GIVEN DATA Start Marker
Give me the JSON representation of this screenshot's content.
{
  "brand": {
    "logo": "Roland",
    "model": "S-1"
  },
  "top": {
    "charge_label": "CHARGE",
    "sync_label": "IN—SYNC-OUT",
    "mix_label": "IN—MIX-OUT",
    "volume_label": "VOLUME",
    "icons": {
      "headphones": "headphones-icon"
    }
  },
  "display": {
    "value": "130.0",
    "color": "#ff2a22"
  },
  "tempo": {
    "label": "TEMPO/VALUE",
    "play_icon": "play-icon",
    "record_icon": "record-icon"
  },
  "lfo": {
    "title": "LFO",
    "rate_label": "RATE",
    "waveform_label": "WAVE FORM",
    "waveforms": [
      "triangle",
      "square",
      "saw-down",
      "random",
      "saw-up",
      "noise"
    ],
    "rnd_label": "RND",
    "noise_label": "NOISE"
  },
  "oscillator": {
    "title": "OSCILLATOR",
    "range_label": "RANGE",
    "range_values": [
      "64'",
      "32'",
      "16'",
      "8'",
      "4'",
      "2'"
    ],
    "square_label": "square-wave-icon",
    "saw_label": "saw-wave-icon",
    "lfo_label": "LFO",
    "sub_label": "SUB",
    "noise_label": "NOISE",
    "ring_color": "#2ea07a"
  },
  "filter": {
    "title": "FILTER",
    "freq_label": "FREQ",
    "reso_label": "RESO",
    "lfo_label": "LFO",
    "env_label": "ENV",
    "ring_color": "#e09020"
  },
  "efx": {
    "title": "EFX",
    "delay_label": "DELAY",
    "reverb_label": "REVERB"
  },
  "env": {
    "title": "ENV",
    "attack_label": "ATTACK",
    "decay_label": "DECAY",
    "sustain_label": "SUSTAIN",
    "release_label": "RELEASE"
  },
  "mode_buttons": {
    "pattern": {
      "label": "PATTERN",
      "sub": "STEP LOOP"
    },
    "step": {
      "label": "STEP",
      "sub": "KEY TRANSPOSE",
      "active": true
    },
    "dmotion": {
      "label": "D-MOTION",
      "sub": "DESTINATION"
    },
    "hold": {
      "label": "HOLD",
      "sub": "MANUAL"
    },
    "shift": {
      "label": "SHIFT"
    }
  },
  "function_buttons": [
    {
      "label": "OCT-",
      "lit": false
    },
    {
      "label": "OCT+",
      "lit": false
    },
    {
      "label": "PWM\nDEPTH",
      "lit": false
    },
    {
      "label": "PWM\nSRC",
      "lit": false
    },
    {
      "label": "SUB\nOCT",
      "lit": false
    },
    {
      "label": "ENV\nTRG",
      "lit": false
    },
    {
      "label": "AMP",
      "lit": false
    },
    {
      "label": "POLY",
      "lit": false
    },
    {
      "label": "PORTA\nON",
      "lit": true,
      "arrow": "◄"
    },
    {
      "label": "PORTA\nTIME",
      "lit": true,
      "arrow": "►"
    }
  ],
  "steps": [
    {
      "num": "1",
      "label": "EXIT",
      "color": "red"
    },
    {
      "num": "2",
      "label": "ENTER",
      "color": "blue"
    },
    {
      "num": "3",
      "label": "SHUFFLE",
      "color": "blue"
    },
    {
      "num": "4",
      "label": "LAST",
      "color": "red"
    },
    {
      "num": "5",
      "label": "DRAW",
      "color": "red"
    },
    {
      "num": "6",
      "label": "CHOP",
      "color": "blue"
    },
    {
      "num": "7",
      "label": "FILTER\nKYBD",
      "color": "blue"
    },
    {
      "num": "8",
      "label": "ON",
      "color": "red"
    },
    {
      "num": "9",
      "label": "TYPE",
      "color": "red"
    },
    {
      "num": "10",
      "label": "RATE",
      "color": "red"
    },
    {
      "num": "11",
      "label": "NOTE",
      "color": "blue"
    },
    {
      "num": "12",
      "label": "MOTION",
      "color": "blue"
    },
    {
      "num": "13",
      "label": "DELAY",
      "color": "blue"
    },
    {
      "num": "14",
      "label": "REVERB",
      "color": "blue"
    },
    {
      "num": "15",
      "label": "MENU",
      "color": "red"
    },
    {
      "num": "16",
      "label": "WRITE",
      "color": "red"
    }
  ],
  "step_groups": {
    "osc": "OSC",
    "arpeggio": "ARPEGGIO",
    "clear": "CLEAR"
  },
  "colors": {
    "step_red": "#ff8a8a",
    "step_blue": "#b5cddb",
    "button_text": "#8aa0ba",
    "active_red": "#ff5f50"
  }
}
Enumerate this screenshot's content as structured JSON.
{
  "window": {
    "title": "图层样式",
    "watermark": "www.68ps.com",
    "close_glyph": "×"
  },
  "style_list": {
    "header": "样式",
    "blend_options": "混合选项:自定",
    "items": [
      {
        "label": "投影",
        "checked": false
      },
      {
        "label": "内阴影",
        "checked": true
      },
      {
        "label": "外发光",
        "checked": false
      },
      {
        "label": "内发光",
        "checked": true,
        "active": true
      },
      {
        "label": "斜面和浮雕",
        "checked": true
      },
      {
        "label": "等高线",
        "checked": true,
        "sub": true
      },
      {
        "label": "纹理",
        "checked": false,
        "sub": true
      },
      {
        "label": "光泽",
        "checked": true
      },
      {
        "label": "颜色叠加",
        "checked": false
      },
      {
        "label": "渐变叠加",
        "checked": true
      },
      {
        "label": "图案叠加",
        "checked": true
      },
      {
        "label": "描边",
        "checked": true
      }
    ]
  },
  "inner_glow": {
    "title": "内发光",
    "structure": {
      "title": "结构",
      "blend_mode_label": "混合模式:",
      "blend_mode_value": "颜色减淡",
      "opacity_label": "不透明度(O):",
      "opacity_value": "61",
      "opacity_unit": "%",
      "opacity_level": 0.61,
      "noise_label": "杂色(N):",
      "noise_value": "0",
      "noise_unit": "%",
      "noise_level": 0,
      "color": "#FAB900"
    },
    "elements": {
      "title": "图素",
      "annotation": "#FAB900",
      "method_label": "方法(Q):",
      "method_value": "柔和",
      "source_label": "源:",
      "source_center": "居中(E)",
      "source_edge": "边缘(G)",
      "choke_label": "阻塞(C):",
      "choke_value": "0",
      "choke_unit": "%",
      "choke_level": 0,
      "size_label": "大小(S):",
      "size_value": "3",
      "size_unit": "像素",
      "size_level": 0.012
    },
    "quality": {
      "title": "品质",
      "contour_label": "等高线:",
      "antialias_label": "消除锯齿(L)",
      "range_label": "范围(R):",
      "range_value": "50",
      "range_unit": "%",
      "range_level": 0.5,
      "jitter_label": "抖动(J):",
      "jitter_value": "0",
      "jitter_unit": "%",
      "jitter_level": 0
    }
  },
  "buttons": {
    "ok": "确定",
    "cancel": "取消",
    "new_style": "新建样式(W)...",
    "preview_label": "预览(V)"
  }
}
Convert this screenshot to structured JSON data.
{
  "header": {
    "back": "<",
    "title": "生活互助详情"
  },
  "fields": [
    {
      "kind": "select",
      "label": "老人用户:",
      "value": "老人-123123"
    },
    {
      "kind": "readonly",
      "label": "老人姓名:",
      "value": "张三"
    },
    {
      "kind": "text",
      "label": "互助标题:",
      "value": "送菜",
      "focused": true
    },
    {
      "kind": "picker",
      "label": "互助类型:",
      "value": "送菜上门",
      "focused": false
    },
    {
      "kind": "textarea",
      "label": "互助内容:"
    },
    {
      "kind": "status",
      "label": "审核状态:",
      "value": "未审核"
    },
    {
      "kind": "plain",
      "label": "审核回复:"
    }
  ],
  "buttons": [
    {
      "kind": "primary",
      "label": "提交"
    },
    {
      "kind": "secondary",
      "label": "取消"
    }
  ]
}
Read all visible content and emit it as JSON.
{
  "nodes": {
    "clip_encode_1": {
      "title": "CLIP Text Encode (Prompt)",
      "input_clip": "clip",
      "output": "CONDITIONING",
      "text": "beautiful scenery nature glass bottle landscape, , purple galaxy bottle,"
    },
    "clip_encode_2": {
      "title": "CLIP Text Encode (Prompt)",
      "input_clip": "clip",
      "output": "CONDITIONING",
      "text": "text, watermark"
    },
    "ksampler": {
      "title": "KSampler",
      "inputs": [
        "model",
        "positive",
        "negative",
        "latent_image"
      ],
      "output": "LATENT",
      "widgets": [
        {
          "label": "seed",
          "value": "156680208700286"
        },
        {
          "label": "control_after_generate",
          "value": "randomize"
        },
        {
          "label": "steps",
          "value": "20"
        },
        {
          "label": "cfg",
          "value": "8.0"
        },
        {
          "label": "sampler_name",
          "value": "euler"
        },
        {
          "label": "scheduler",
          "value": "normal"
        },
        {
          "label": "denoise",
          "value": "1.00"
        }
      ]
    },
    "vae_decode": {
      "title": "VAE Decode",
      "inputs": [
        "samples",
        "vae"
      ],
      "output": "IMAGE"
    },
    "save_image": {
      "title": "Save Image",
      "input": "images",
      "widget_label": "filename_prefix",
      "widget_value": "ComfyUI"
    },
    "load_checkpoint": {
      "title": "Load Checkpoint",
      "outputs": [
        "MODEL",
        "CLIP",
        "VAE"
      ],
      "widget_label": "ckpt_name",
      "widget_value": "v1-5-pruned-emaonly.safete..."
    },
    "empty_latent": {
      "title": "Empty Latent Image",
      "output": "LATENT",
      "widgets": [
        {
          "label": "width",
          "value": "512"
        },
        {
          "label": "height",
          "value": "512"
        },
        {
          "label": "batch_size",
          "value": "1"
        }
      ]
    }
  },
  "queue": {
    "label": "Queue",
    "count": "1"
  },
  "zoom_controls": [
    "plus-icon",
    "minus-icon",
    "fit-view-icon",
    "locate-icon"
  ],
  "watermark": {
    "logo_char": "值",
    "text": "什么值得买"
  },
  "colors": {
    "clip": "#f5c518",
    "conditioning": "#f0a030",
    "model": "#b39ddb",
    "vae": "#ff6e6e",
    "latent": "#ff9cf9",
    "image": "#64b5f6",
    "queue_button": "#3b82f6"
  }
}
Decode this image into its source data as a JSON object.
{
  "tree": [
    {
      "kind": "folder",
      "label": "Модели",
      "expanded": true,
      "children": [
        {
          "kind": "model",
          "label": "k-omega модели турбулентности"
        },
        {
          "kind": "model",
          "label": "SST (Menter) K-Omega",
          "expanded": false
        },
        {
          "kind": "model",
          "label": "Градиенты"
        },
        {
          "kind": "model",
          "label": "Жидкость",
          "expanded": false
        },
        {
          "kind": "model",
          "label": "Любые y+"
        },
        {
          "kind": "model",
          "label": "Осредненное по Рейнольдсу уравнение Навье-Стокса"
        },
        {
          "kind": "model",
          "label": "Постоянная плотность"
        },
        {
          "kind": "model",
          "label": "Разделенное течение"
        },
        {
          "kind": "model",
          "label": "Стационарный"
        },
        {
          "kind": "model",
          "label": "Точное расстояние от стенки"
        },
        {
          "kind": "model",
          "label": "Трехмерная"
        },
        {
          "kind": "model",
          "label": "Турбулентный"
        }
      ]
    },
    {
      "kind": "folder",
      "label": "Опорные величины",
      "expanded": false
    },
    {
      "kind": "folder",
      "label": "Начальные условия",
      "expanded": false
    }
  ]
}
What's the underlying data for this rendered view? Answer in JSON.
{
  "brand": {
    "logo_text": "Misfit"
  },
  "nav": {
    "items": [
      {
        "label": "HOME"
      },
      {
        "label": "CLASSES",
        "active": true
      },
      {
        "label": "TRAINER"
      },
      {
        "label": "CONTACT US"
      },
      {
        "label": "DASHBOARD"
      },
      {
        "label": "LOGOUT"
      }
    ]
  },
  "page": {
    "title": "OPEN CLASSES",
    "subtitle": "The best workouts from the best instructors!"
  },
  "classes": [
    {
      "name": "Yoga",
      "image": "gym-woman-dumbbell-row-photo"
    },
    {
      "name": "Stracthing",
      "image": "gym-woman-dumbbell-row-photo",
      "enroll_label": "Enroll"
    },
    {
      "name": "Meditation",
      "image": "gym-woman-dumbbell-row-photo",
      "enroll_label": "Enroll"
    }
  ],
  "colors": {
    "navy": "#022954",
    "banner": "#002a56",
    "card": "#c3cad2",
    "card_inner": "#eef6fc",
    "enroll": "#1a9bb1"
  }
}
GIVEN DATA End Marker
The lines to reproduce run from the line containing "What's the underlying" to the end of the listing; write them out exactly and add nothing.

What's the underlying data for this rendered view? Answer in JSON.
{
  "brand": {
    "logo_text": "Misfit"
  },
  "nav": {
    "items": [
      {
        "label": "HOME"
      },
      {
        "label": "CLASSES",
        "active": true
      },
      {
        "label": "TRAINER"
      },
      {
        "label": "CONTACT US"
      },
      {
        "label": "DASHBOARD"
      },
      {
        "label": "LOGOUT"
      }
    ]
  },
  "page": {
    "title": "OPEN CLASSES",
    "subtitle": "The best workouts from the best instructors!"
  },
  "classes": [
    {
      "name": "Yoga",
      "image": "gym-woman-dumbbell-row-photo"
    },
    {
      "name": "Stracthing",
      "image": "gym-woman-dumbbell-row-photo",
      "enroll_label": "Enroll"
    },
    {
      "name": "Meditation",
      "image": "gym-woman-dumbbell-row-photo",
      "enroll_label": "Enroll"
    }
  ],
  "colors": {
    "navy": "#022954",
    "banner": "#002a56",
    "card": "#c3cad2",
    "card_inner": "#eef6fc",
    "enroll": "#1a9bb1"
  }
}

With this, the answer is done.